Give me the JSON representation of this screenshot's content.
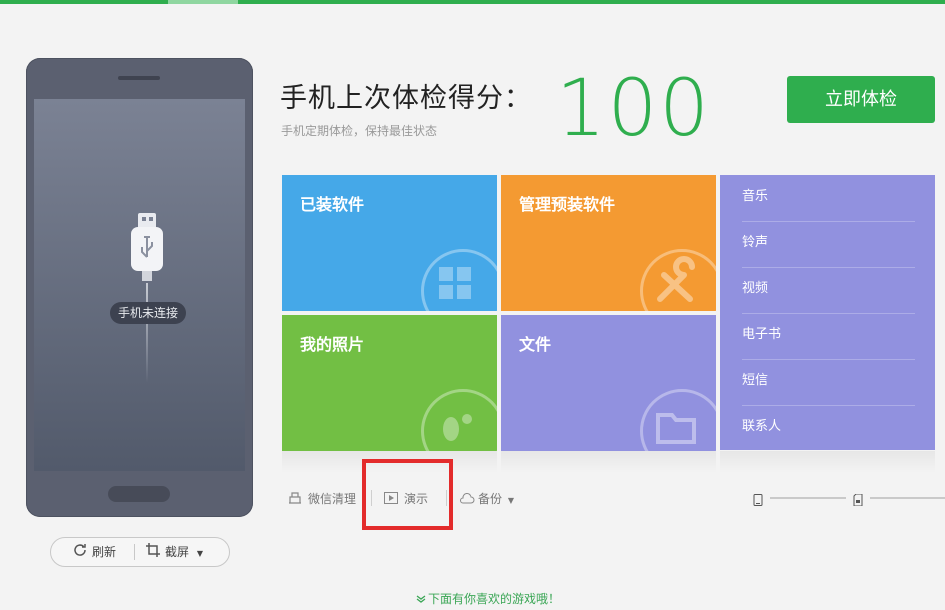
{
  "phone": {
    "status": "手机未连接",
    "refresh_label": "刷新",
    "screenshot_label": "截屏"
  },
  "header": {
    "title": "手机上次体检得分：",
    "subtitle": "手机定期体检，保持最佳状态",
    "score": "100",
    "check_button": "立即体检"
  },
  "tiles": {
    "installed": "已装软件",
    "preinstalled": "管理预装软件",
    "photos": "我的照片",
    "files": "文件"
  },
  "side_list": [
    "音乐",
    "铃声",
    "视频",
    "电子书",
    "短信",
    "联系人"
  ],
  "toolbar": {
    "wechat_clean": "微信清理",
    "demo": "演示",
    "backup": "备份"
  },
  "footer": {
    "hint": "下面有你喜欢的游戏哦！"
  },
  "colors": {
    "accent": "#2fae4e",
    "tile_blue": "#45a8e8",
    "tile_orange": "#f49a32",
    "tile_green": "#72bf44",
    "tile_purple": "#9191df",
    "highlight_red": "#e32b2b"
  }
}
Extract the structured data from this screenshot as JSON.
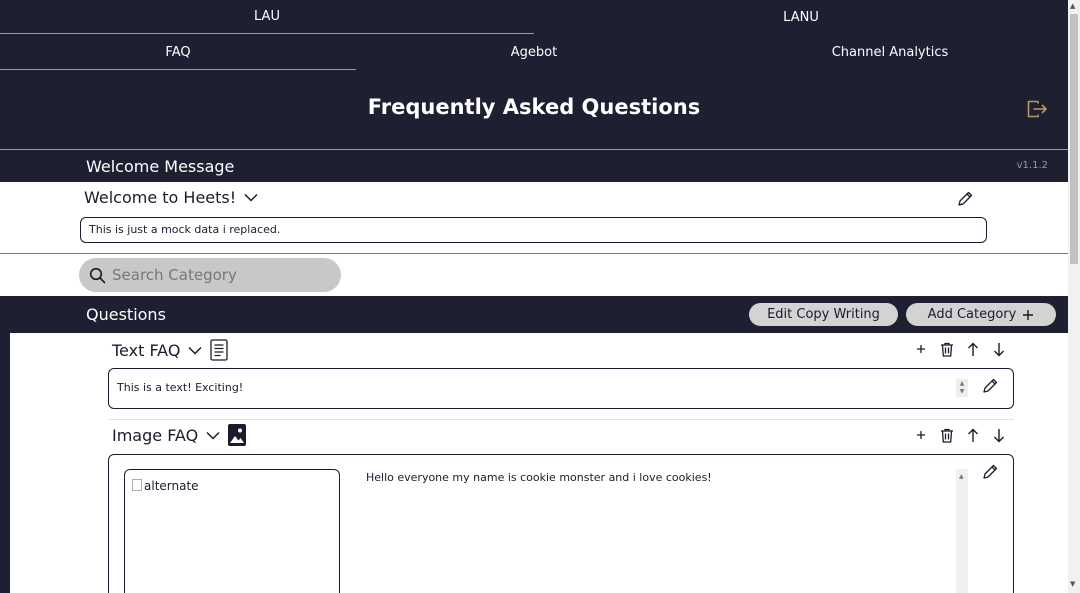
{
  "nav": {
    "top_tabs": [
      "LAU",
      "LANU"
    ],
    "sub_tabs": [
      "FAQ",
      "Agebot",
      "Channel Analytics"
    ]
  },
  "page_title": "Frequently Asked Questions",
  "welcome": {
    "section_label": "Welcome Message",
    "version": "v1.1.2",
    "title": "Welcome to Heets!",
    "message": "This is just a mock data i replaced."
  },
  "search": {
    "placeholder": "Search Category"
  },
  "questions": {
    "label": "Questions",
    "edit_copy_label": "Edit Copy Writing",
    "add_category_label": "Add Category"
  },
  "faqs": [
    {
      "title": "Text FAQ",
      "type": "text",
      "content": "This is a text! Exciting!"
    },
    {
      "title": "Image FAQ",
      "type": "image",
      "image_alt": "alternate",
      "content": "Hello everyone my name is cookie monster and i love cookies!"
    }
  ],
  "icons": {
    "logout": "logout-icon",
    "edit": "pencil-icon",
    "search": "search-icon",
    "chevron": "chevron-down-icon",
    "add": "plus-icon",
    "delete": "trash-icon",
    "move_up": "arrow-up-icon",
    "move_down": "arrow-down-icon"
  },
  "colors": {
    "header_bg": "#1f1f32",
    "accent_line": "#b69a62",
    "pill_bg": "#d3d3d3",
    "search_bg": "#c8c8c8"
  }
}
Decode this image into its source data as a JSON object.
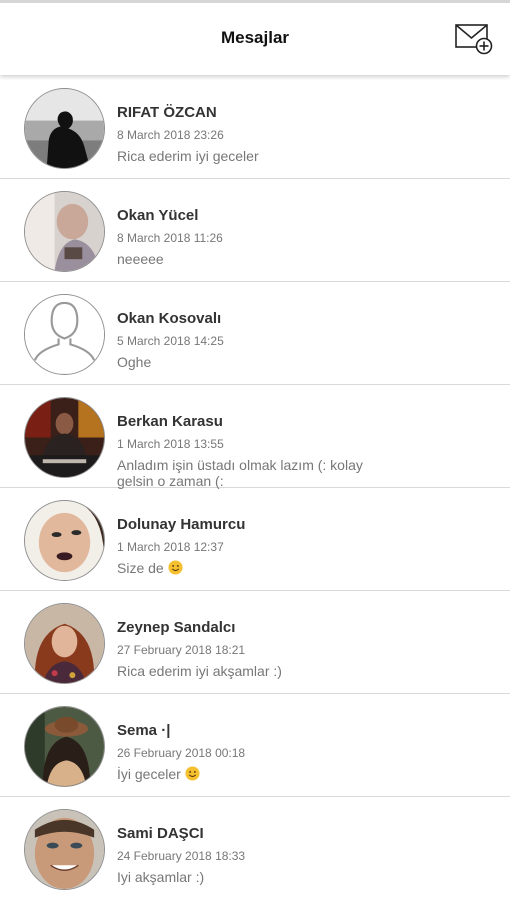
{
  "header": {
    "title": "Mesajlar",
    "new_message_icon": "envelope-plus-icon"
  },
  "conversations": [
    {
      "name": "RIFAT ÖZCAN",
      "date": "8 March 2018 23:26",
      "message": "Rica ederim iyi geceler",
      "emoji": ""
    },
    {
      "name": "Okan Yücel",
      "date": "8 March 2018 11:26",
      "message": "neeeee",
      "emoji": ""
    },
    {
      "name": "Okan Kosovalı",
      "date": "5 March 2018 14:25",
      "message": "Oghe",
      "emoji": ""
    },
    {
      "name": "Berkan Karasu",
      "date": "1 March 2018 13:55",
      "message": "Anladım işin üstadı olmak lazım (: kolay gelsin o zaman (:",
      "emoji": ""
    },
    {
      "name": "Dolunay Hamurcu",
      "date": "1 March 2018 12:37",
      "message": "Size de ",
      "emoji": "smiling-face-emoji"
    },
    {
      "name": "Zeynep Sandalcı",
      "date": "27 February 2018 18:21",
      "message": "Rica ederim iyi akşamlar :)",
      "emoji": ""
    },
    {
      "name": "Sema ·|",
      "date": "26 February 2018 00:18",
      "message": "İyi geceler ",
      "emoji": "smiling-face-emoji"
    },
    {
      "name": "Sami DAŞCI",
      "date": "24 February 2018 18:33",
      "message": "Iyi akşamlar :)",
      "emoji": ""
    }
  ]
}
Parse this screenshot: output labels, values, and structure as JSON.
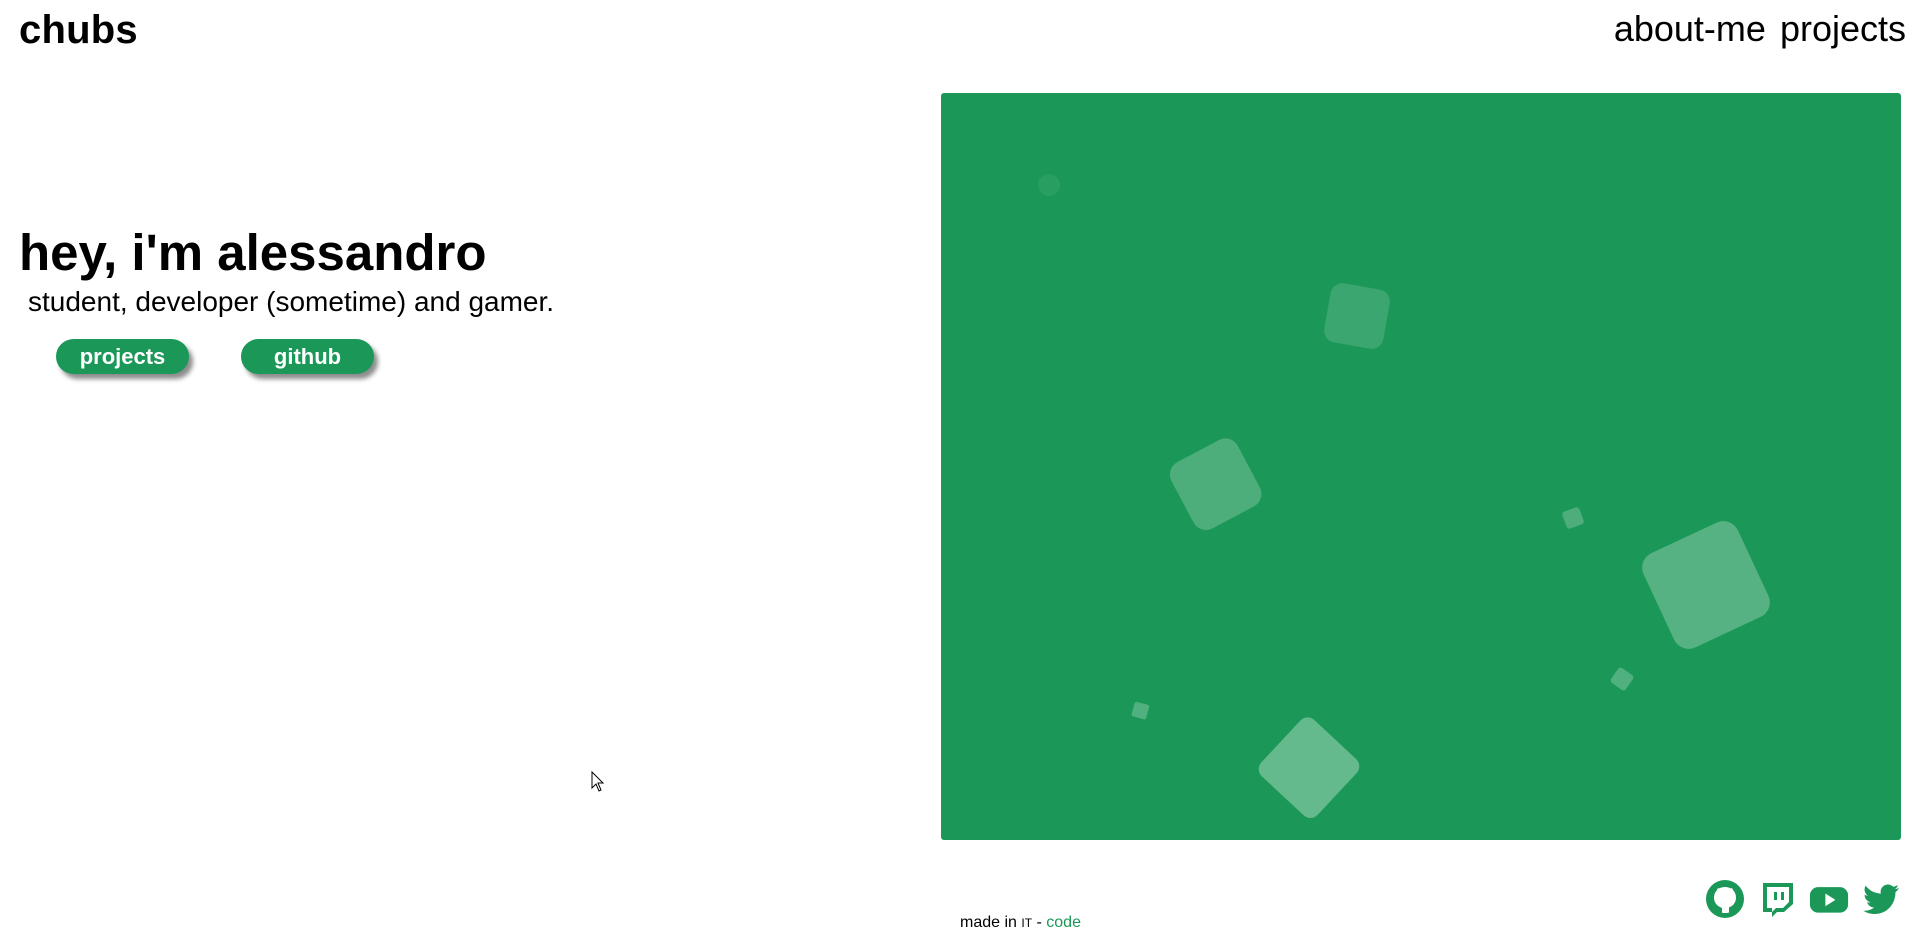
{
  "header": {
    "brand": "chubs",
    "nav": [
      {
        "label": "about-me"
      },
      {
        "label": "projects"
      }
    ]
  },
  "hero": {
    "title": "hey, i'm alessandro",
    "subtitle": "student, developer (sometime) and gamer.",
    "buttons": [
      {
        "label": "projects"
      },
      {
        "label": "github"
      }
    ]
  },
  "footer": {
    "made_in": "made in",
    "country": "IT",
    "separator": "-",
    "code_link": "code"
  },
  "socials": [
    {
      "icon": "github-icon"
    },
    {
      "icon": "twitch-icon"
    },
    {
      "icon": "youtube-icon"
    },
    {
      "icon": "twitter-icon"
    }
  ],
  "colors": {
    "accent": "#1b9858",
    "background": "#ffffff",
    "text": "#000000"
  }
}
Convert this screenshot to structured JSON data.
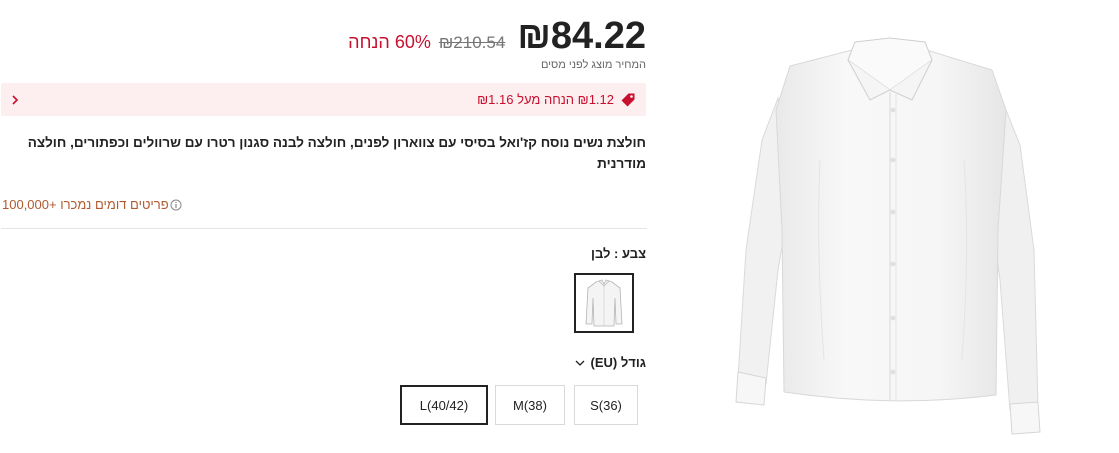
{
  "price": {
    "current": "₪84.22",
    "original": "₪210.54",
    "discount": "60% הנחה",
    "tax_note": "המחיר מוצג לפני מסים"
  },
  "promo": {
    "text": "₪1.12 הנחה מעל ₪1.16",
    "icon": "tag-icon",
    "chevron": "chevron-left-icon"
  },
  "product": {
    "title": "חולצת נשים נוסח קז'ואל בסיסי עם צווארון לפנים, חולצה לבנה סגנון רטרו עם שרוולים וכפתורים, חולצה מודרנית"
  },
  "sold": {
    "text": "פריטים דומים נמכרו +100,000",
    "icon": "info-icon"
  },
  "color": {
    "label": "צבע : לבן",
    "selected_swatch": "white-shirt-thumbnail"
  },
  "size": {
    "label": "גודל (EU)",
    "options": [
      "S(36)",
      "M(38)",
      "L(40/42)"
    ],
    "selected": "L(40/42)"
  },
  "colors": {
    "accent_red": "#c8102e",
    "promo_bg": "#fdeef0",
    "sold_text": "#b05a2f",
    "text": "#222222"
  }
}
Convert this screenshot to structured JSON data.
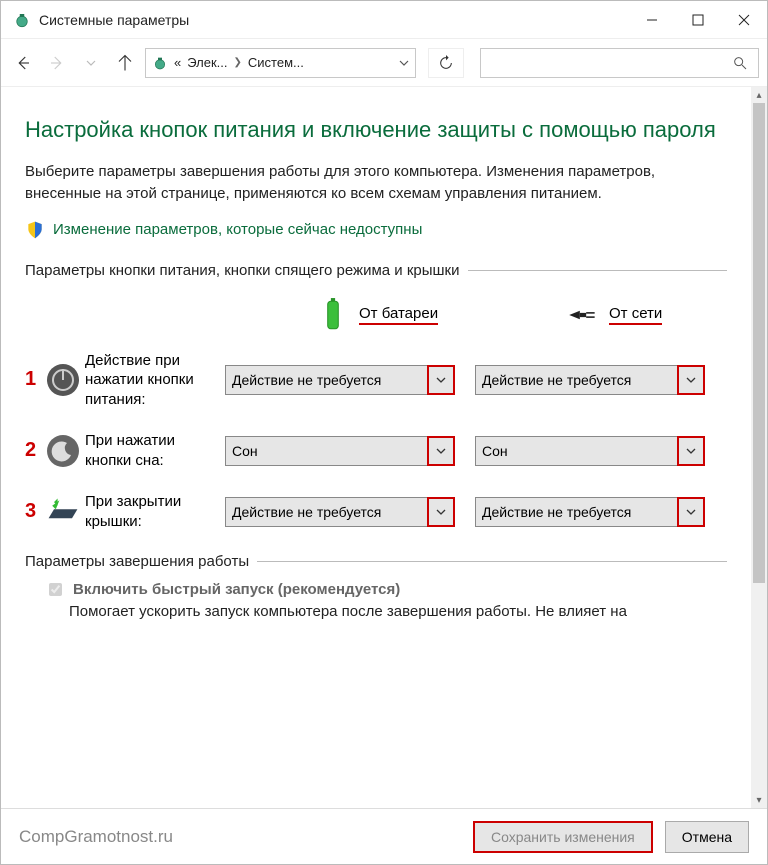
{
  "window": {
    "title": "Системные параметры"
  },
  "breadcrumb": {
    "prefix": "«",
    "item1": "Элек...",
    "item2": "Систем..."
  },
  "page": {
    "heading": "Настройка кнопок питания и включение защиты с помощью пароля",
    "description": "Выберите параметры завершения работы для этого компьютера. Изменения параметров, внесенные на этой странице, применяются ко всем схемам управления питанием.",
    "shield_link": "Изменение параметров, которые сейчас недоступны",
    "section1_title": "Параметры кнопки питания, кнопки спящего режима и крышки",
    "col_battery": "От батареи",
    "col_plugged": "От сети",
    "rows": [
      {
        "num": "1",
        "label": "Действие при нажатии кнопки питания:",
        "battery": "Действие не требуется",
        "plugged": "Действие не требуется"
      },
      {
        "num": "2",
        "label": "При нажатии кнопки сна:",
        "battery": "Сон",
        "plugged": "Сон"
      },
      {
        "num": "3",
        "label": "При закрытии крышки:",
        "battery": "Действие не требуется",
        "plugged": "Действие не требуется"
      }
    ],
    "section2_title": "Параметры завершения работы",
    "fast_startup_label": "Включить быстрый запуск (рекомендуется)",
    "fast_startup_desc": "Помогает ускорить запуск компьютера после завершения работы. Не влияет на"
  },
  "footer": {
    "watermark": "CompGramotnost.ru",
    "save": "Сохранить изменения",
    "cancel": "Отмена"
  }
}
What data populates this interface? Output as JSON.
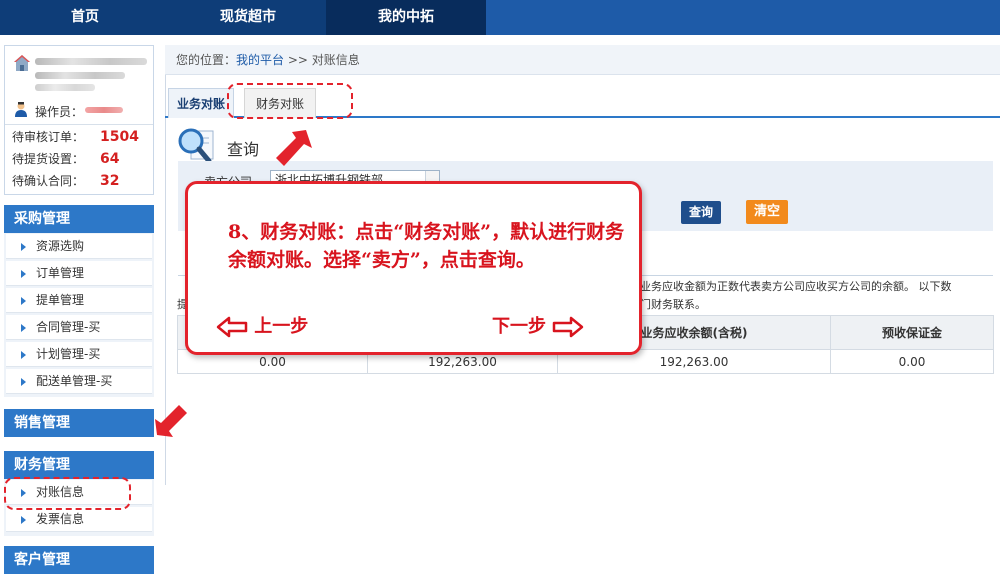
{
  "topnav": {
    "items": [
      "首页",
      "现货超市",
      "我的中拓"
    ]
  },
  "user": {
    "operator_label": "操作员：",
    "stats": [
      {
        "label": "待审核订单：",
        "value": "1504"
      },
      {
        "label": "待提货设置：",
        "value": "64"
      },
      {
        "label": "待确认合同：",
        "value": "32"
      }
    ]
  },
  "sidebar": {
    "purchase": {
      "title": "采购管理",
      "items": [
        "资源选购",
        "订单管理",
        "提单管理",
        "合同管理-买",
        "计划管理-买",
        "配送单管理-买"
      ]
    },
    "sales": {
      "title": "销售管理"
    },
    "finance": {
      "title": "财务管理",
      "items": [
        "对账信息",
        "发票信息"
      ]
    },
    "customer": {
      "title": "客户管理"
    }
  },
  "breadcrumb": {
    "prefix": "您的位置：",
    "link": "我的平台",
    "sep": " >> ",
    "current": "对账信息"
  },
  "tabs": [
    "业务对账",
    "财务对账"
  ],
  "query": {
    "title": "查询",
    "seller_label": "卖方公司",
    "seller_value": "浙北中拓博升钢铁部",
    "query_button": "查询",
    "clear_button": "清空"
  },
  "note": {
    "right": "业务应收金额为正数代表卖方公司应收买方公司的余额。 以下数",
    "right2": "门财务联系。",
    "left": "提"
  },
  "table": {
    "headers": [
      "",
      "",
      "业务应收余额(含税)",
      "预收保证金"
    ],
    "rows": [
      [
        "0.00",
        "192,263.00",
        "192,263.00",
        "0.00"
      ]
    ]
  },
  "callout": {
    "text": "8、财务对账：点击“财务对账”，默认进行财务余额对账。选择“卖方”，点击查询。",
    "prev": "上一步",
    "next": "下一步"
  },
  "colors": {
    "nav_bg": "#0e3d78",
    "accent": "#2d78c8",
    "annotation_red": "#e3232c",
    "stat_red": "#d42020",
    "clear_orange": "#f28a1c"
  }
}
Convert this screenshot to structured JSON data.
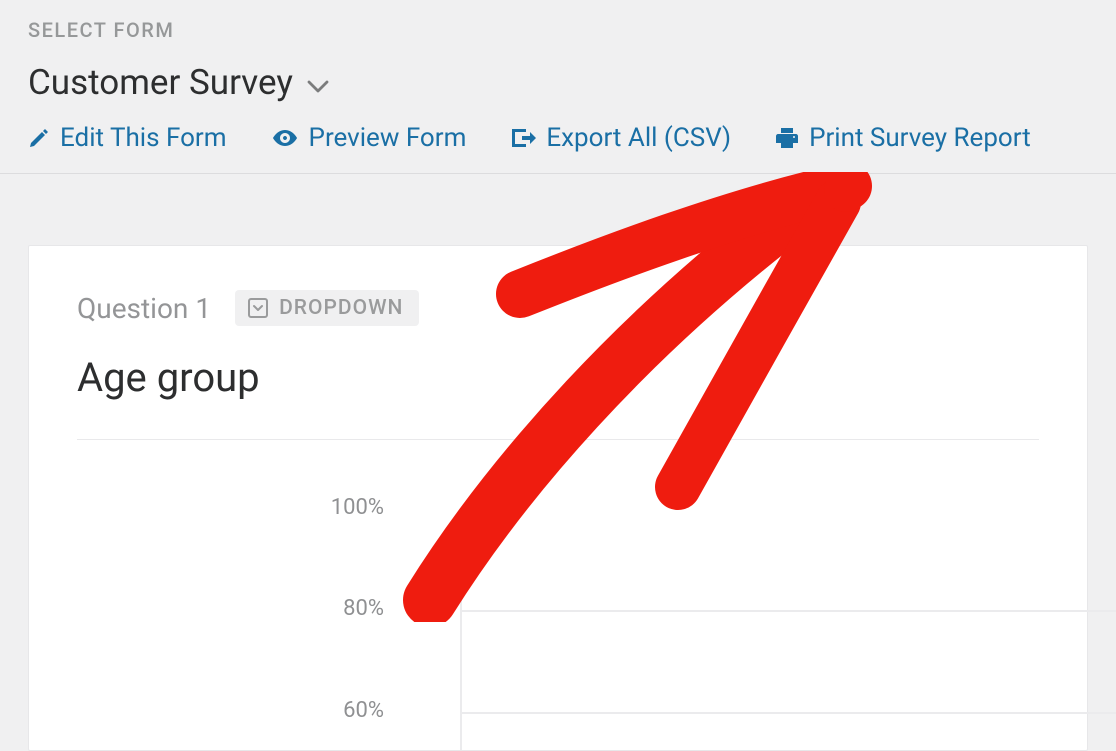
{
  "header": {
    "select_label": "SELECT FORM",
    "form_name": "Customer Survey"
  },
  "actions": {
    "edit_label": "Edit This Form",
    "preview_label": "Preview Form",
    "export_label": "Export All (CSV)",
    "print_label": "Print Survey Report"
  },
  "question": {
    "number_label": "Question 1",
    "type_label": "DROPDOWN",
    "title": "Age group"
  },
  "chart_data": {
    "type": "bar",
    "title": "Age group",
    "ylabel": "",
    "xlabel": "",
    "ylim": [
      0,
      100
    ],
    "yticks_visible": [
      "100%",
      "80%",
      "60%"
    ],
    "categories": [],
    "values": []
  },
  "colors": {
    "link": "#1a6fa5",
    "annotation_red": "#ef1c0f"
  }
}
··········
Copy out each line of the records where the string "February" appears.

      "date": "27 February 2018 18:21",
      "date": "26 February 2018 00:18",
      "date": "24 February 2018 18:33",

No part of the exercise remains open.